Concerned Martin County residents launch Save the Connell House campaign

Edgar's picture
Article Image Alt Text
Article Image Alt Text

STANTON - Extreme weather conditions can make life in west Texas a challenge at times. This is true today and was especially true for the old settlers who came to the area in the late 1800’s. Shortly after the town of Marienfeld (later to become Stanton) was established in 1882, a severe drought began. Crops failed and most folks did not have the resources to feed their families. In 1886, a very harsh winter followed the drought. Many of the early settlers left the area and sought a fresh start elsewhere. The hardy souls that were able to stay saw additional droughts over the next two decades that caused many families to leave.

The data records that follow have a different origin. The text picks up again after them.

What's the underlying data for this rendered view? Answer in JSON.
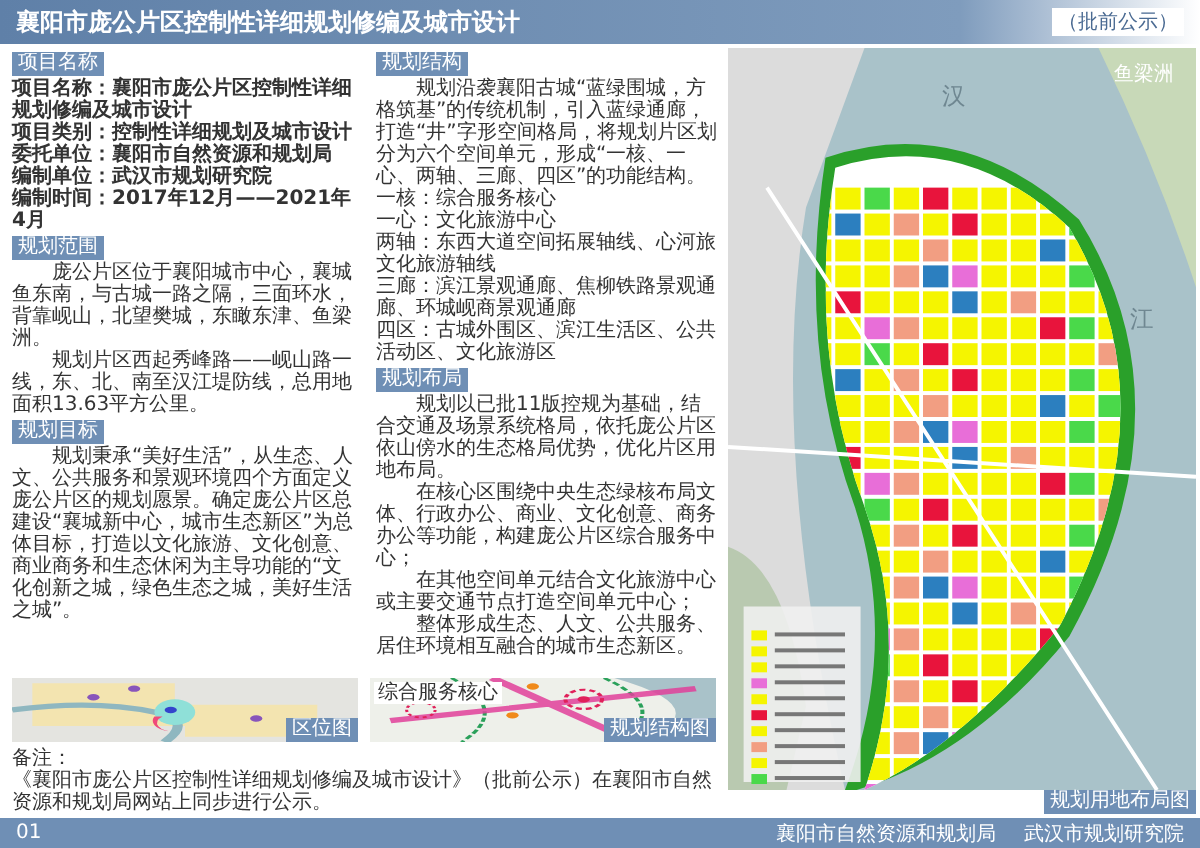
{
  "header": {
    "title": "襄阳市庞公片区控制性详细规划修编及城市设计",
    "badge": "（批前公示）"
  },
  "project": {
    "heading": "项目名称",
    "lines": [
      "项目名称：襄阳市庞公片区控制性详细规划修编及城市设计",
      "项目类别：控制性详细规划及城市设计",
      "委托单位：襄阳市自然资源和规划局",
      "编制单位：武汉市规划研究院",
      "编制时间：2017年12月——2021年4月"
    ]
  },
  "scope": {
    "heading": "规划范围",
    "paragraphs": [
      "庞公片区位于襄阳城市中心，襄城鱼东南，与古城一路之隔，三面环水，背靠岘山，北望樊城，东瞰东津、鱼梁洲。",
      "规划片区西起秀峰路——岘山路一线，东、北、南至汉江堤防线，总用地面积13.63平方公里。"
    ]
  },
  "goal": {
    "heading": "规划目标",
    "paragraphs": [
      "规划秉承“美好生活”，从生态、人文、公共服务和景观环境四个方面定义庞公片区的规划愿景。确定庞公片区总建设“襄城新中心，城市生态新区”为总体目标，打造以文化旅游、文化创意、商业商务和生态休闲为主导功能的“文化创新之城，绿色生态之城，美好生活之城”。"
    ]
  },
  "structure": {
    "heading": "规划结构",
    "paragraphs": [
      "规划沿袭襄阳古城“蓝绿围城，方格筑基”的传统机制，引入蓝绿通廊，打造“井”字形空间格局，将规划片区划分为六个空间单元，形成“一核、一心、两轴、三廊、四区”的功能结构。"
    ],
    "items": [
      "一核：综合服务核心",
      "一心：文化旅游中心",
      "两轴：东西大道空间拓展轴线、心河旅文化旅游轴线",
      "三廊：滨江景观通廊、焦柳铁路景观通廊、环城岘商景观通廊",
      "四区：古城外围区、滨江生活区、公共活动区、文化旅游区"
    ]
  },
  "layout": {
    "heading": "规划布局",
    "paragraphs": [
      "规划以已批11版控规为基础，结合交通及场景系统格局，依托庞公片区依山傍水的生态格局优势，优化片区用地布局。",
      "在核心区围绕中央生态绿核布局文体、行政办公、商业、文化创意、商务办公等功能，构建庞公片区综合服务中心；",
      "在其他空间单元结合文化旅游中心或主要交通节点打造空间单元中心；",
      "整体形成生态、人文、公共服务、居住环境相互融合的城市生态新区。"
    ]
  },
  "location_map": {
    "caption": "区位图"
  },
  "structure_map": {
    "caption": "规划结构图",
    "labels": [
      "综合服务核心"
    ]
  },
  "landuse_map": {
    "caption": "规划用地布局图",
    "labels": [
      "汉",
      "江",
      "鱼梁洲"
    ]
  },
  "notes": {
    "title": "备注：",
    "text": "《襄阳市庞公片区控制性详细规划修编及城市设计》（批前公示）在襄阳市自然资源和规划局网站上同步进行公示。"
  },
  "footer": {
    "page": "01",
    "orgs": [
      "襄阳市自然资源和规划局",
      "武汉市规划研究院"
    ]
  }
}
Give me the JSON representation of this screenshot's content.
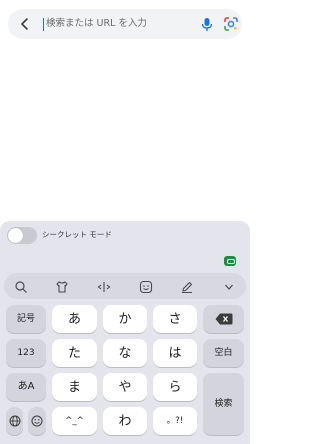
{
  "search": {
    "placeholder": "検索または URL を入力"
  },
  "incognito": {
    "label": "シークレット モード",
    "enabled": false
  },
  "toolbar": {
    "icons": [
      "search-icon",
      "clipboard-shirt-icon",
      "cursor-move-icon",
      "emoji-icon",
      "edit-pen-icon",
      "collapse-keyboard-icon"
    ]
  },
  "keyboard": {
    "row1": {
      "symbols": "記号",
      "a": "あ",
      "ka": "か",
      "sa": "さ"
    },
    "row2": {
      "num": "123",
      "ta": "た",
      "na": "な",
      "ha": "は",
      "space": "空白"
    },
    "row3": {
      "mode": "あA",
      "ma": "ま",
      "ya": "や",
      "ra": "ら"
    },
    "row4": {
      "kaomoji": "^_^",
      "wa": "わ",
      "punct": "。?!",
      "search": "検索"
    }
  },
  "colors": {
    "keyboard_bg": "#e4e5ec",
    "key_bg": "#ffffff",
    "function_key_bg": "#d3d4dc",
    "search_bar_bg": "#f1f3f4",
    "cursor": "#1a73e8",
    "ime_badge": "#1e8e3e"
  }
}
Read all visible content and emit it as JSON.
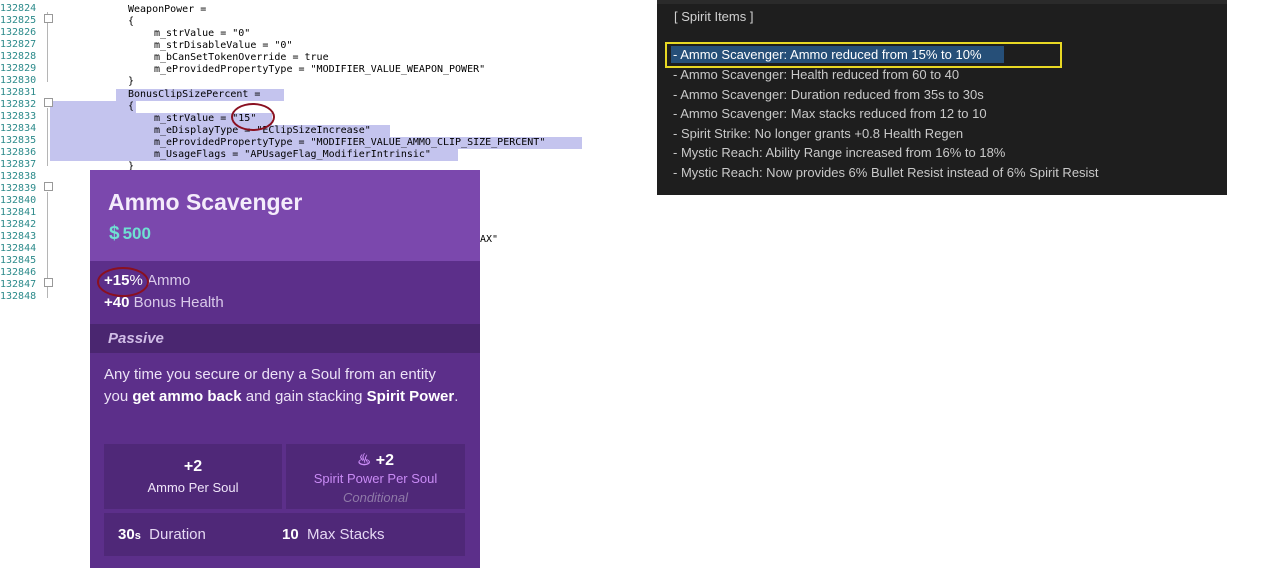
{
  "editor": {
    "line_numbers": [
      "132824",
      "132825",
      "132826",
      "132827",
      "132828",
      "132829",
      "132830",
      "132831",
      "132832",
      "132833",
      "132834",
      "132835",
      "132836",
      "132837",
      "132838",
      "132839",
      "132840",
      "132841",
      "132842",
      "132843",
      "132844",
      "132845",
      "132846",
      "132847",
      "132848"
    ],
    "lines": [
      "WeaponPower =",
      "{",
      "m_strValue = \"0\"",
      "m_strDisableValue = \"0\"",
      "m_bCanSetTokenOverride = true",
      "m_eProvidedPropertyType = \"MODIFIER_VALUE_WEAPON_POWER\"",
      "}",
      "BonusClipSizePercent =",
      "{",
      "m_strValue = \"15\"",
      "m_eDisplayType = \"EClipSizeIncrease\"",
      "m_eProvidedPropertyType = \"MODIFIER_VALUE_AMMO_CLIP_SIZE_PERCENT\"",
      "m_UsageFlags = \"APUsageFlag_ModifierIntrinsic\"",
      "}"
    ],
    "fragment": "AX\""
  },
  "notes": {
    "header": "[ Spirit Items ]",
    "items": [
      "- Ammo Scavenger: Ammo reduced from 15% to 10%",
      "- Ammo Scavenger: Health reduced from 60 to 40",
      "- Ammo Scavenger: Duration reduced from 35s to 30s",
      "- Ammo Scavenger: Max stacks reduced from 12 to 10",
      "- Spirit Strike: No longer grants +0.8 Health Regen",
      "- Mystic Reach: Ability Range increased from 16% to 18%",
      "- Mystic Reach: Now provides 6% Bullet Resist instead of 6% Spirit Resist"
    ]
  },
  "card": {
    "title": "Ammo Scavenger",
    "price": "500",
    "price_icon": "soul-icon",
    "stats": [
      {
        "value": "+15",
        "unit": "%",
        "label": "Ammo"
      },
      {
        "value": "+40",
        "unit": "",
        "label": "Bonus Health"
      }
    ],
    "passive": "Passive",
    "desc": {
      "p1": "Any time you secure or deny a Soul from an entity you ",
      "b1": "get ammo back",
      "p2": " and gain stacking ",
      "b2": "Spirit Power",
      "p3": "."
    },
    "cells": {
      "ammo": {
        "value": "+2",
        "label": "Ammo Per Soul"
      },
      "spirit": {
        "value": "+2",
        "label": "Spirit Power Per Soul",
        "cond": "Conditional",
        "icon": "spirit-flame-icon"
      },
      "duration": {
        "num": "30",
        "unit": "s",
        "label": "Duration"
      },
      "stacks": {
        "num": "10",
        "label": "Max Stacks"
      }
    }
  },
  "colors": {
    "card_bg": "#5c2f8a",
    "card_header": "#7b48ad",
    "price": "#6fe0d2",
    "note_highlight": "#e8d824",
    "circle": "#8a1020"
  }
}
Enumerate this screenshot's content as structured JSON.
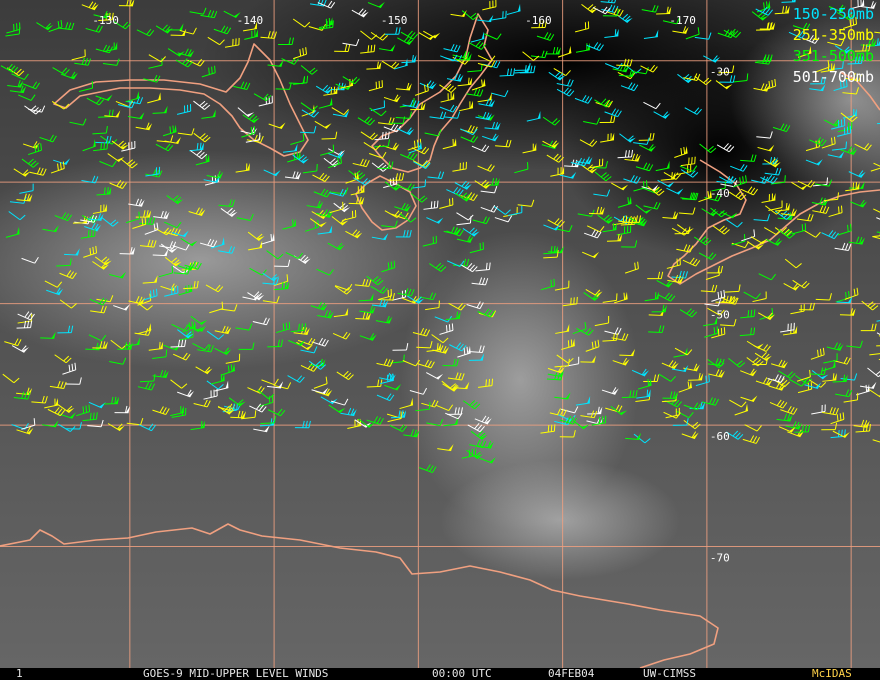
{
  "map": {
    "lon_labels": [
      {
        "lon": -130,
        "text": "-130"
      },
      {
        "lon": -140,
        "text": "-140"
      },
      {
        "lon": -150,
        "text": "-150"
      },
      {
        "lon": -160,
        "text": "-160"
      },
      {
        "lon": -170,
        "text": "-170"
      }
    ],
    "lat_labels": [
      {
        "lat": -30,
        "text": "-30"
      },
      {
        "lat": -40,
        "text": "-40"
      },
      {
        "lat": -50,
        "text": "-50"
      },
      {
        "lat": -60,
        "text": "-60"
      },
      {
        "lat": -70,
        "text": "-70"
      }
    ],
    "grid_color": "#f0a080",
    "coast_color": "#f0a080",
    "lon_range": [
      -121,
      -182
    ],
    "lat_range": [
      -25,
      -80
    ]
  },
  "legend": [
    {
      "label": "150-250mb",
      "color": "#00e5ff"
    },
    {
      "label": "251-350mb",
      "color": "#ffff00"
    },
    {
      "label": "351-500mb",
      "color": "#00ff00"
    },
    {
      "label": "501-700mb",
      "color": "#ffffff"
    }
  ],
  "status": {
    "frame": "1",
    "satellite_product": "GOES-9 MID-UPPER LEVEL WINDS",
    "time": "00:00 UTC",
    "date": "04FEB04",
    "source": "UW-CIMSS",
    "software": "McIDAS",
    "software_color": "#ffd24a"
  }
}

The periods of drought also combined with strong winds to create huge dust storms. Most of us who have been here a while know how disruptive a dust storm can be but we can only imagine what it was like for the early settlers. When a wall of dirt was seen on the horizon, farmers would rush in from the fields and schools would close early so children could get home while they could still see the way. The homes where they took refuge were usually small wood-frame houses, cabins or dug-outs. Afterwards, folks spent a lot of time shoveling sand out of their homes.




To read more please log in or subscribe to the digital edition.


Rate this article: 
No votes yet